ACTIVITY:
Look through the entries for the string "skip" and copy every line where it shows up.
**** DATA
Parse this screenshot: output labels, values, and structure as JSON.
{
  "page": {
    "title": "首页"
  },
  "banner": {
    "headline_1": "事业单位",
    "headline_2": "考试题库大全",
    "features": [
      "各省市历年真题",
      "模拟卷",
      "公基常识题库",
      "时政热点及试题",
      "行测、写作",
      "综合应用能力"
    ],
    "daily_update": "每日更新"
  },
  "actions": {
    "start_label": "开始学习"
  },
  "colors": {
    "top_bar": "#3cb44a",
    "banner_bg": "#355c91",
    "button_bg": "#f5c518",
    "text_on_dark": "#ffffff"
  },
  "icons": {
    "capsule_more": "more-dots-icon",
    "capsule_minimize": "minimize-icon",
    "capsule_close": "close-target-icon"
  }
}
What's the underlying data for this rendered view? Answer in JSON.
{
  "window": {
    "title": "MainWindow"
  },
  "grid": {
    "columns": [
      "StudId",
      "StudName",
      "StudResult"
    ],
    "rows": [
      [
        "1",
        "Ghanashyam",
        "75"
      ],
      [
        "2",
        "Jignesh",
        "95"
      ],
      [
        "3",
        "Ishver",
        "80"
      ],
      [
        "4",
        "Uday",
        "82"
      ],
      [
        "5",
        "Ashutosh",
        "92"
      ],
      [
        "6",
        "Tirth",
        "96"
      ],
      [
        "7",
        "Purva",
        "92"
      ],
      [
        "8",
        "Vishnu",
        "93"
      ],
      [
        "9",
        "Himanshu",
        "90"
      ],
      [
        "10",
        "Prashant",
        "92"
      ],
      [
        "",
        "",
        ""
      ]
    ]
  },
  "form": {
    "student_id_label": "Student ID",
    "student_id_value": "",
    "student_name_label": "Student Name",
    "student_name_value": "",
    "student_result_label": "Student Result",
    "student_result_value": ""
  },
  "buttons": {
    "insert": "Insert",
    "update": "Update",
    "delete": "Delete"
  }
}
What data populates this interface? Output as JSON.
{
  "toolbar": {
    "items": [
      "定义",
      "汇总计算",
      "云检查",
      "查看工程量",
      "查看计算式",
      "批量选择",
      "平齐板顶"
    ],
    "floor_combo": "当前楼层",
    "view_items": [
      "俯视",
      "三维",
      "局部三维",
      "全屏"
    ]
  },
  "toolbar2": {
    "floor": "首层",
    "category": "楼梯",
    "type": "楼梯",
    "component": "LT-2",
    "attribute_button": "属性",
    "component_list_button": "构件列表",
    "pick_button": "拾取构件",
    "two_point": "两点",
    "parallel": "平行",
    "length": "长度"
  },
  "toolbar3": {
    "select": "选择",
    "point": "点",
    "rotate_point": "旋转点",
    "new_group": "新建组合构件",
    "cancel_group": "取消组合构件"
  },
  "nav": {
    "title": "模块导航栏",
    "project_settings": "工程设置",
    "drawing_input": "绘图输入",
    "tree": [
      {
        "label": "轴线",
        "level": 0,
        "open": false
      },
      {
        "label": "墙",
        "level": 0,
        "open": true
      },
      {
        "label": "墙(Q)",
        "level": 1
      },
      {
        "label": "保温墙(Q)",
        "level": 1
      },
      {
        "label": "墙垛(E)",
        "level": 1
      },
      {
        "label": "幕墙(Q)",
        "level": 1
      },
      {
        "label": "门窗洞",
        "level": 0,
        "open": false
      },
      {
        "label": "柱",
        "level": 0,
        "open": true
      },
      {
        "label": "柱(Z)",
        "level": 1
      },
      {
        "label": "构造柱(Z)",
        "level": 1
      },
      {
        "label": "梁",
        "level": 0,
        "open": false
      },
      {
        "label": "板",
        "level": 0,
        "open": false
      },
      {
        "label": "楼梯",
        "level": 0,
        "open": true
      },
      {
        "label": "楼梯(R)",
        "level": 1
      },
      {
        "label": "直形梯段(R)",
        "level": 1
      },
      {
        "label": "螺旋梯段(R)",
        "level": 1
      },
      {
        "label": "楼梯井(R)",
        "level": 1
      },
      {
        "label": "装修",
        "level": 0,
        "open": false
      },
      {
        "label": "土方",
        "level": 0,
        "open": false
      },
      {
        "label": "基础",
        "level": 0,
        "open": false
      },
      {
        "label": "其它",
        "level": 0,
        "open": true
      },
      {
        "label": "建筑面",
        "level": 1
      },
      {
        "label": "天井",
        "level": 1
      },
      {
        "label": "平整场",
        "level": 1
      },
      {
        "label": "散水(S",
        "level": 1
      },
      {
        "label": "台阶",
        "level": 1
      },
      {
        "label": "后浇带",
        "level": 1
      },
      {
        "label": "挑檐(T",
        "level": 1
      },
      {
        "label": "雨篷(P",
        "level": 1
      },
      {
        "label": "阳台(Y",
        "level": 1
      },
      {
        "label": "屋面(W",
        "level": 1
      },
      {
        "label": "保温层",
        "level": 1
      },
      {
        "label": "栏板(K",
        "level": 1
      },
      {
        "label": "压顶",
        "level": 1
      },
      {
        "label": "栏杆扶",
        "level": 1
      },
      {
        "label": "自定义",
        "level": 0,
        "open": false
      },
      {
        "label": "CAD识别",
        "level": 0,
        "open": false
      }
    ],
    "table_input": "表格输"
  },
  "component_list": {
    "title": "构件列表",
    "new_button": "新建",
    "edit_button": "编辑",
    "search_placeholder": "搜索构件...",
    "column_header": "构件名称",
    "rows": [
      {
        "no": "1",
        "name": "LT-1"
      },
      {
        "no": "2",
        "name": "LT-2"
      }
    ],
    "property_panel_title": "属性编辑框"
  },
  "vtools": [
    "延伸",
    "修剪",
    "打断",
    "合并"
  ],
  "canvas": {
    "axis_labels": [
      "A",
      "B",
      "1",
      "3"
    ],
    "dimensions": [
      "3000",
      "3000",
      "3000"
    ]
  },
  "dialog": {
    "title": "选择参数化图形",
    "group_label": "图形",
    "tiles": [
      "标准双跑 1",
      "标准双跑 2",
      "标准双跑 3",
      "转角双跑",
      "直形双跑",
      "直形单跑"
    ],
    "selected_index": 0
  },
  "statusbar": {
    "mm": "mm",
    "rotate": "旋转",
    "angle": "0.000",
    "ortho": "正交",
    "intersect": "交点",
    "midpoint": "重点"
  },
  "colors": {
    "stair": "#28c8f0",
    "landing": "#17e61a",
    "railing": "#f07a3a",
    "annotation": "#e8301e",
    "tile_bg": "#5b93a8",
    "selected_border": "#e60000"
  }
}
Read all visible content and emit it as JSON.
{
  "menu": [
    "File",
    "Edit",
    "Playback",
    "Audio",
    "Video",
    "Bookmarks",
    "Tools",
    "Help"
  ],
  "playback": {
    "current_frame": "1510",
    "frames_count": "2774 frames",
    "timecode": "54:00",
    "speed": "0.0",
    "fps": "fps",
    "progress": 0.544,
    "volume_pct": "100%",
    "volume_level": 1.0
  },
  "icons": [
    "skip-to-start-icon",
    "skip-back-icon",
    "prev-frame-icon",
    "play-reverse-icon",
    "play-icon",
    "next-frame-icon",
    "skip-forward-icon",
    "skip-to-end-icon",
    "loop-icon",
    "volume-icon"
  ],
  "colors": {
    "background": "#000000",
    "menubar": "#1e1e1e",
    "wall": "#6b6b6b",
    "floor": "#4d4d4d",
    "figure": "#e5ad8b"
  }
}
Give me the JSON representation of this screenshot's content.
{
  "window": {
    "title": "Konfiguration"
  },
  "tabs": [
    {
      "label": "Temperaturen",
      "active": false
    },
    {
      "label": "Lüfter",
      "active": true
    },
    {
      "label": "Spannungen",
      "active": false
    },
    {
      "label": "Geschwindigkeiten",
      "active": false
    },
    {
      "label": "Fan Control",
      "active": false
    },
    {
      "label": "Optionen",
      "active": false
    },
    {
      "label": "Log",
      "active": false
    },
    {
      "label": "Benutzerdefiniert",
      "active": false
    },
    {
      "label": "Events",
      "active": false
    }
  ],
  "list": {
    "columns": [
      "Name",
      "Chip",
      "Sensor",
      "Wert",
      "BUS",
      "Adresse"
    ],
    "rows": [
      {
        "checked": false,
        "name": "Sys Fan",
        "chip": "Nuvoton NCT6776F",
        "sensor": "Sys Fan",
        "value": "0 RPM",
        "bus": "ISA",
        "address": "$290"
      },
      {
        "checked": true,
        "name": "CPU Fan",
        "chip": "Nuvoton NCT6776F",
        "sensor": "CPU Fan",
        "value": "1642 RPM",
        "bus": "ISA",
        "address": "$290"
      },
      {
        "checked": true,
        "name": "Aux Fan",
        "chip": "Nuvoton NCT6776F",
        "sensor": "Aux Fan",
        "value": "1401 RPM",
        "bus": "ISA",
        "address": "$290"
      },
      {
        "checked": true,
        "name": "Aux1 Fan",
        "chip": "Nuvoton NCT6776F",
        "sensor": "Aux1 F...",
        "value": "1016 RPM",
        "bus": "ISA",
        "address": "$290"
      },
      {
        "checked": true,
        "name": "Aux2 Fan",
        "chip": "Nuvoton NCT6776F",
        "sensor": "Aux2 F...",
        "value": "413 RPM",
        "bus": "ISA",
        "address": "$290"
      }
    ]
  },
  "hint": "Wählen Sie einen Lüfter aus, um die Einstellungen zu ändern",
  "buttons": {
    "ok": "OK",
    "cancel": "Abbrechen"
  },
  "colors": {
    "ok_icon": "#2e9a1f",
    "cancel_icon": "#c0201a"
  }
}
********
SOLUTION TO THIS PROBLEM:
    "skip-to-start-icon",
    "skip-back-icon",
    "skip-forward-icon",
    "skip-to-end-icon",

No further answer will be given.